**** RECORDS FOR PROCESSING

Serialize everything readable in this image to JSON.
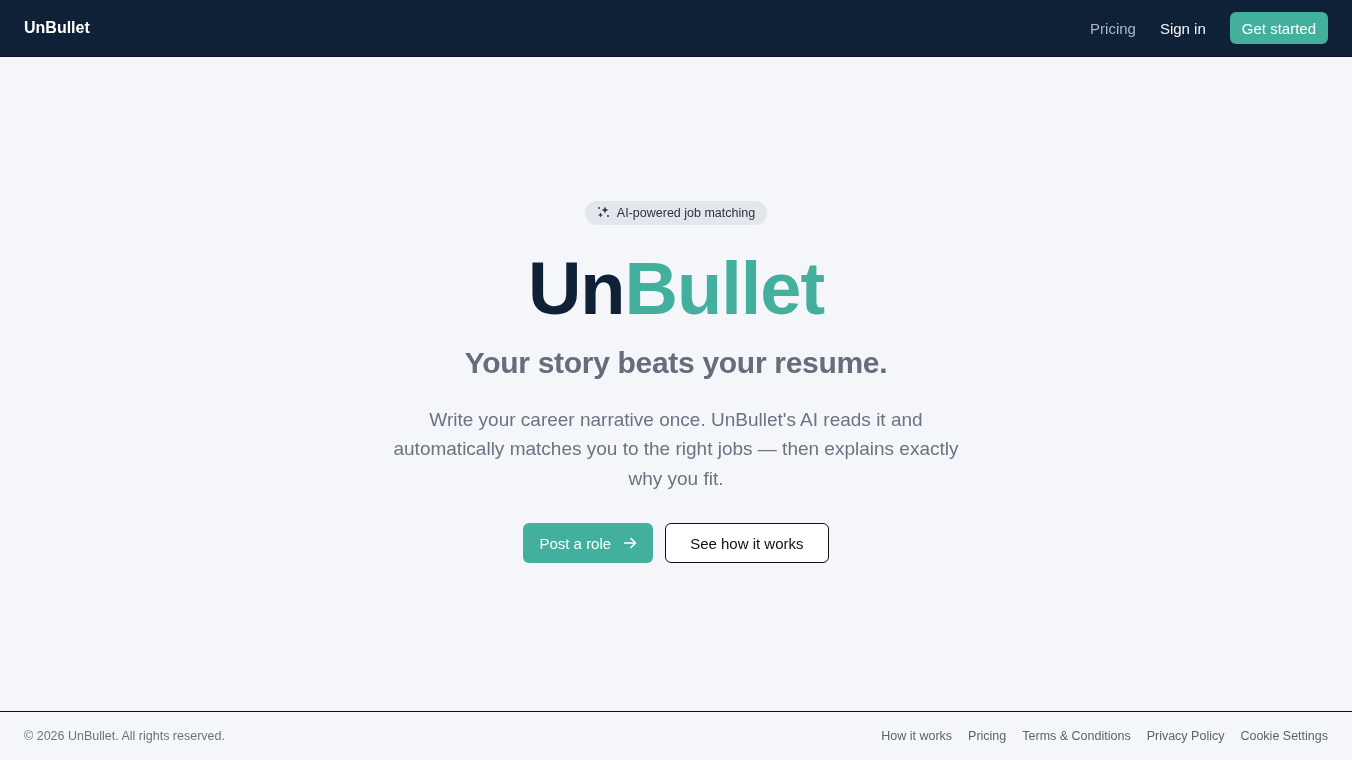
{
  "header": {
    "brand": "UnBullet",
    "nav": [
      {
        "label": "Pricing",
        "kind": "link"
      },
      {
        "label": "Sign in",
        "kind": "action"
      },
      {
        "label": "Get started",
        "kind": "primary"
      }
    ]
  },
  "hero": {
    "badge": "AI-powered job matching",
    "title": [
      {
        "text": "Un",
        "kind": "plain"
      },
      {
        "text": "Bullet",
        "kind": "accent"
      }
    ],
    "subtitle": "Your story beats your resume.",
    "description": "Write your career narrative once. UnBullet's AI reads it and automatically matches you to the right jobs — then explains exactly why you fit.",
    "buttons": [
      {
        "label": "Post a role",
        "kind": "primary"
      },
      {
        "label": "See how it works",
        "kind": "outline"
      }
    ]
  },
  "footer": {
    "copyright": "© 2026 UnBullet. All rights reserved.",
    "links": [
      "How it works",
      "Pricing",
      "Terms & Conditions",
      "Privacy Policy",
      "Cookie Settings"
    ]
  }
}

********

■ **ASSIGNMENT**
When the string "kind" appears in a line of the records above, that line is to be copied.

■ **SOLUTION FOR THIS TASK**
        "kind": "link"
        "kind": "action"
        "kind": "primary"
        "kind": "plain"
        "kind": "accent"
        "kind": "primary"
        "kind": "outline"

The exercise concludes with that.